It’s a stark contrast to what we saw this time two years ago. This excerpt comes from Michael Rawlins, Asst. Professor at the Department of Geosciences at UMass Amherst:
This time two years ago southern New England experienced one of the most anomalously warm stretches of days since record keeping began in this region in the late 1800s. Over those days locations from Hartford to Boston set high temperature records on several days. A few first-order weather stations recorded daily highs that, when averaged over five days, have no historical analog.
At Amherst, Mass., the daily maximum (high) temperature over the five days of March 18-22, 2012 averaged 30.8 Fahrenheit degrees above the climatological long-term average for those days. This makes that particular five-day anomaly the greatest departure from average over any five-day period during the 130+ year record. Hartford was also 30.8 degrees above the long-term average for those same days, the greatest such departure on record. Boston’s anomaly was 29.0, third all time.

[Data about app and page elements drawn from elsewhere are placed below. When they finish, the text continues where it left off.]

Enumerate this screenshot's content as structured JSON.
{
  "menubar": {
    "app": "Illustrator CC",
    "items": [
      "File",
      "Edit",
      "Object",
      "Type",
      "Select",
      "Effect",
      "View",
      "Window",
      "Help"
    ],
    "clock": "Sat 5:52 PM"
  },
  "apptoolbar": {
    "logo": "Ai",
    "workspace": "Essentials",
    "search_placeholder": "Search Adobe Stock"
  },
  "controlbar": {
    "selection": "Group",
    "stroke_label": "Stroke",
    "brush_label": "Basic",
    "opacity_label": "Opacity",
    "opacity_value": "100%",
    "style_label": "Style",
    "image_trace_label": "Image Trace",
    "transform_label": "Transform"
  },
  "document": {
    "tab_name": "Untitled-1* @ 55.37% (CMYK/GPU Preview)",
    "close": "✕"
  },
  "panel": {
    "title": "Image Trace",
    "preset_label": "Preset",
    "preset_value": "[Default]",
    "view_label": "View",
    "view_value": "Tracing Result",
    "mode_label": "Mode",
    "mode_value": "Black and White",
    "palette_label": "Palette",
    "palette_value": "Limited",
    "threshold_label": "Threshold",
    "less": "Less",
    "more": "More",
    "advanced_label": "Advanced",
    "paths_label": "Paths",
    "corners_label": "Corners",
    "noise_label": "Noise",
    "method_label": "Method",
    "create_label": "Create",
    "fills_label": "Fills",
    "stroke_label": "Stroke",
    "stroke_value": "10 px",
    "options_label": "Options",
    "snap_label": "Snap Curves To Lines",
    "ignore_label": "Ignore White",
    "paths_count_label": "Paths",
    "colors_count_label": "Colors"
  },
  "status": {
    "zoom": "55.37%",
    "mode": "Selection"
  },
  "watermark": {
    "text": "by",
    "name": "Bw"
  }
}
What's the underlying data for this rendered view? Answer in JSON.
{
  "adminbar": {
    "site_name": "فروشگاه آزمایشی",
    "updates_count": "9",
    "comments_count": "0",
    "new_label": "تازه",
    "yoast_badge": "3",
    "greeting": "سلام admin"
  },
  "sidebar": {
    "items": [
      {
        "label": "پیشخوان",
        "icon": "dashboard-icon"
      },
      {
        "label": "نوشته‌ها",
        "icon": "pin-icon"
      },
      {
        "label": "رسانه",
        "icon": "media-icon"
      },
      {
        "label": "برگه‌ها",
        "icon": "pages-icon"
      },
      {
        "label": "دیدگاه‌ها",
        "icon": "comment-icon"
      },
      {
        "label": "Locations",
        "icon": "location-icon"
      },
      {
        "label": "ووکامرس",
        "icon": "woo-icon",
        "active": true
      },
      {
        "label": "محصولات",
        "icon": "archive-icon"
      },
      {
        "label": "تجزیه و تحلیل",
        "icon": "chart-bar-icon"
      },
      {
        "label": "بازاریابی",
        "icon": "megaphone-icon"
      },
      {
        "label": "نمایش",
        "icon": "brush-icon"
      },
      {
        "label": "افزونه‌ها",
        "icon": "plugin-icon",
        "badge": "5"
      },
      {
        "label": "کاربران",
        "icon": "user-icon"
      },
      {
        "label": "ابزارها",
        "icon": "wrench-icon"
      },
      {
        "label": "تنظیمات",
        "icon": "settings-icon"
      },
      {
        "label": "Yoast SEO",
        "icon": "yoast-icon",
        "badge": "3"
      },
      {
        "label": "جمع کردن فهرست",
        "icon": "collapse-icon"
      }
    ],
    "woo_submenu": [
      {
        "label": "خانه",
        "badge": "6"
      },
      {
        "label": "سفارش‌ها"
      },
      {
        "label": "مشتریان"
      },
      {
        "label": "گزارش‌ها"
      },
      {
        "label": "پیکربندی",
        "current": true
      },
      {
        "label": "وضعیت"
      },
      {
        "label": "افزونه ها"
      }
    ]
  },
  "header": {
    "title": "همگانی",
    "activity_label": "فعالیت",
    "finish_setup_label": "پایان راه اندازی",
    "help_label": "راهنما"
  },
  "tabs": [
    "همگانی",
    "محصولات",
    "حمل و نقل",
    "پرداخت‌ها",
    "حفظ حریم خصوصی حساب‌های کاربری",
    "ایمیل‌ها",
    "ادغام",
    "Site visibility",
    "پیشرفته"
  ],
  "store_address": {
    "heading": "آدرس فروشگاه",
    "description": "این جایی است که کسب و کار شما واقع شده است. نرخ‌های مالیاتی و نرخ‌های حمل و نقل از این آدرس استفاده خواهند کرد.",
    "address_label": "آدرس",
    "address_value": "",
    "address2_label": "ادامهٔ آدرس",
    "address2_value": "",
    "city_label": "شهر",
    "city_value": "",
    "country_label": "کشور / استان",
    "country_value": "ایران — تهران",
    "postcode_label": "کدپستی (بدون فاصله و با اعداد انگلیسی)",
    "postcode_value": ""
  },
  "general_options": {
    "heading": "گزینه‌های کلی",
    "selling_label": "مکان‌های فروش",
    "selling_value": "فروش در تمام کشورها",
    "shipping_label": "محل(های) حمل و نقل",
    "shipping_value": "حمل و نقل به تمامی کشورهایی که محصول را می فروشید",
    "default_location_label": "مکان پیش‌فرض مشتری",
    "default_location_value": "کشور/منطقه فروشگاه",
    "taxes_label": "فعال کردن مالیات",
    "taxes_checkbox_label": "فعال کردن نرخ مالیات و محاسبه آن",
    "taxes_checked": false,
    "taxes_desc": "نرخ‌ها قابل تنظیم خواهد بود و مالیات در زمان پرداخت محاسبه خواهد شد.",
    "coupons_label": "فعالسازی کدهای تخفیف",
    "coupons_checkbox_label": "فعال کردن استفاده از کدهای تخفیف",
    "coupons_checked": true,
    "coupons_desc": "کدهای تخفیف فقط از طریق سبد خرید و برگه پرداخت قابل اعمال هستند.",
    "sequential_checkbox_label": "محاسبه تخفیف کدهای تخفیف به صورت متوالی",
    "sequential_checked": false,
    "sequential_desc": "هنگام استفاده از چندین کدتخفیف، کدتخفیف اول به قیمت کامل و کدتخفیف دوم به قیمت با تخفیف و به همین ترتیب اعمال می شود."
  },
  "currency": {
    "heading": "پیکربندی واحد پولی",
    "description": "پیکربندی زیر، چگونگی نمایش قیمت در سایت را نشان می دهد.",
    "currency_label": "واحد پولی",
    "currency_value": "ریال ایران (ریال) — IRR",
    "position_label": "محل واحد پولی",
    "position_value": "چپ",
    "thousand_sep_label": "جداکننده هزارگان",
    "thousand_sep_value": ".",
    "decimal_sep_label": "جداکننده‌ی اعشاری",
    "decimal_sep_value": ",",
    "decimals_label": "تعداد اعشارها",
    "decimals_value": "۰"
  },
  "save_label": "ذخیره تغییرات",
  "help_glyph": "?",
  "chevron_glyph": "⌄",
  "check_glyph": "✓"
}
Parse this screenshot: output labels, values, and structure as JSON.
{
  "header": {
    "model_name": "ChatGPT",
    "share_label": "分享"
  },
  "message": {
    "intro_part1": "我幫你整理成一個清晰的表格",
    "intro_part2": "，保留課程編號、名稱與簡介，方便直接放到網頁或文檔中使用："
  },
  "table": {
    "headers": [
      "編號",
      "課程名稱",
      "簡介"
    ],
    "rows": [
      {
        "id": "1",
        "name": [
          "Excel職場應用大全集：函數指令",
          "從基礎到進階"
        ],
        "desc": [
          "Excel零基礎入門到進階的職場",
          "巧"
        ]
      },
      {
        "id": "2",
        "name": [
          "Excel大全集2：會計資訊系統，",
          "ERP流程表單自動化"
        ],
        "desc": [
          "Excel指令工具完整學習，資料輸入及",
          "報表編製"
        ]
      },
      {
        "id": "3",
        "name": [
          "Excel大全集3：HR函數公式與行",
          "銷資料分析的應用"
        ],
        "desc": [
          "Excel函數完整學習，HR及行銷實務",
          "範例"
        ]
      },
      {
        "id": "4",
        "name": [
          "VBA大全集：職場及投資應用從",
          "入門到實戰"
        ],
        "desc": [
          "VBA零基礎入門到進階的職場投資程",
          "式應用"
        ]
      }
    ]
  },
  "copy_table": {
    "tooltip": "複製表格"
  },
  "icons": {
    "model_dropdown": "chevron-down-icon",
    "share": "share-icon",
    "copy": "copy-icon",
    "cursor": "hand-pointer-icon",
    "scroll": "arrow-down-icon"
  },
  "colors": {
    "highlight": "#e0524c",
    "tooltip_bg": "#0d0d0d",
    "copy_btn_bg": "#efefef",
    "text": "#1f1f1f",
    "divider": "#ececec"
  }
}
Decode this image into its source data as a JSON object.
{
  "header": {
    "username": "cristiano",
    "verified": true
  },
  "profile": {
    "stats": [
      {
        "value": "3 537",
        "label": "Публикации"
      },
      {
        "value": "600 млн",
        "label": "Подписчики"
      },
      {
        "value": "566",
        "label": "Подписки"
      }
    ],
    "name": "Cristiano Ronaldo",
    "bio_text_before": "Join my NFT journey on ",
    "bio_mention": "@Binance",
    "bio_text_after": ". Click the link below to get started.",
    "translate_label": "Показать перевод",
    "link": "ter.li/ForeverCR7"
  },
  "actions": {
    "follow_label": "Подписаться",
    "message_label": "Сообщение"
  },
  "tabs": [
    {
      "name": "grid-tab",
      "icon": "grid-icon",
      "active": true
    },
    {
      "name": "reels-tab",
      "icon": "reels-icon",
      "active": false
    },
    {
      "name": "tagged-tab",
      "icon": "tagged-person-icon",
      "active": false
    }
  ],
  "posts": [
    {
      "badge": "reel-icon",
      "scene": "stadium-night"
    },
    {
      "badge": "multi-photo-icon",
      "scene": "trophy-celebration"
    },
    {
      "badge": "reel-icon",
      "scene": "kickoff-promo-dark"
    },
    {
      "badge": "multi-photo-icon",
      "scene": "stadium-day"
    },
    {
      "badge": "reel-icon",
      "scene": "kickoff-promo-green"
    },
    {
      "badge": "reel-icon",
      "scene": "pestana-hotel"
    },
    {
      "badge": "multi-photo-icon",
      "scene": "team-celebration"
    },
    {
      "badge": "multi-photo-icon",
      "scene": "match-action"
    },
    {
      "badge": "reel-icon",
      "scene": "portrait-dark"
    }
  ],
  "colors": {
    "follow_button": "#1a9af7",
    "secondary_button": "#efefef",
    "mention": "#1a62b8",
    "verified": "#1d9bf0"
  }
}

The daily maximum temperature of 83 at Hartford on March 22nd was the warmest it had ever been so early in the year since record keeping began. Previously no temperature greater than 82 (maximum set March 21, 1921) had occurred by that date. The maximum temperature of 82 in Amherst on the 22nd was the warmest it has ever been by that date. Previously no temperature greater than 78 (maximum on three previous dates) had occurred by that date.
Large departures from average, like the ones experienced in March of 2012, and over recent days as well, occur close to the equinoxes when surges of warm air from the south or cold air from the north can easily reach our area.
“For physical reasons related to cloud formation and its cooling effects such large departures from average are highly unlikely during the middle of summer,” [i.e., you won’t see AVG. temps 29-31 degrees above normal in July [[my words]] said Michael Rawlins, manager of the Climate System Research Center and assistant professor of geosciences at Umass Amherst, who compiled the averages.
Few things to take away from this:
- Yes, it can get that warm this time of year.
- The fact that we only had 9.3″ of snow in Boston that season probably gave us a great setup for early-season warmth.
- However, this kind of warmup can’t be explained by normal climate variation.
In this pattern, we’d be lucky to get in the 50s. We’ve had our forays recently, but there isn’t anything long-term that will take hold – and no big shift in the upper air pattern over North America.
Tomorrow, I’ll tell you what may have been behind the deep cold across the continent this winter and what it means for our future seasonal forecasts.